A report into Australian intelligence failings in the lead-up to the Iraq war has cleared the government of interfering with intelligence assessments to boost its case for joining the US-led invasion, Prime Minister John Howard said today.
The report by former Australian diplomat and spy master Philip Flood found "there was no evidence of politicisation of the assessments on Iraq, either overt of perceived," said Mr Howard.
That ruling is a major boost for Mr Howard ahead of elections expected in September or October.
He sent 2,000 troops to back the US and British military in the invasion and still has nearly 900 military personnel in the region.
The report - similar to the recent Butler report in Britain - was to be made public later today.
According to a statement released by Mr Howard, Mr Flood found a need for greater transparency and accountability in the Australian intelligence community.
He recommended the prime minister's major adviser on intelligence analysis, the Office of National Assessments, have its annual budget almost doubled to 25 million Australian dollars (£9.7 million) a year.
Mr Howard said he would implement all Mr Flood's recommendations except one, that ANO change its name.
"Mr Flood found that the Australian intelligence community is performing well and is a potent capability for the government," Mr Howard said in a statement.
Mr Howard ordered the Flood inquiry in March on the recommendation of a parliamentary committee that looked at Australian intelligence agencies leading up to the Iraq war.
The parliamentary report concluded there were unlikely to have been large stocks of weapons of mass destruction in Iraq before the war.

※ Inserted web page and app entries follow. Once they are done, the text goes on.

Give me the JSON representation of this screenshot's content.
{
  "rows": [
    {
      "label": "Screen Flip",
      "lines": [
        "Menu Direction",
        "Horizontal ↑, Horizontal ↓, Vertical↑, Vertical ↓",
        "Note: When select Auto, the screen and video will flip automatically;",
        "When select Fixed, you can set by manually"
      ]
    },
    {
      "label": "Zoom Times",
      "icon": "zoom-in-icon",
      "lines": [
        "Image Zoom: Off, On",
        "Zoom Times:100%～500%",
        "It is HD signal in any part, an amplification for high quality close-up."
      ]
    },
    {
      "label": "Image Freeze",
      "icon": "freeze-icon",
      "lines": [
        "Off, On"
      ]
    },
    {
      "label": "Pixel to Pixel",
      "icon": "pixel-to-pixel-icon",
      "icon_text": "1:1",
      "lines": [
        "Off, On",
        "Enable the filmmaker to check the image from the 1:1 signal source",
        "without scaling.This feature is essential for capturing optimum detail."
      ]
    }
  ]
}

It also found the government had not misrepresented Australian intelligence to bolster the case for war.Reuse content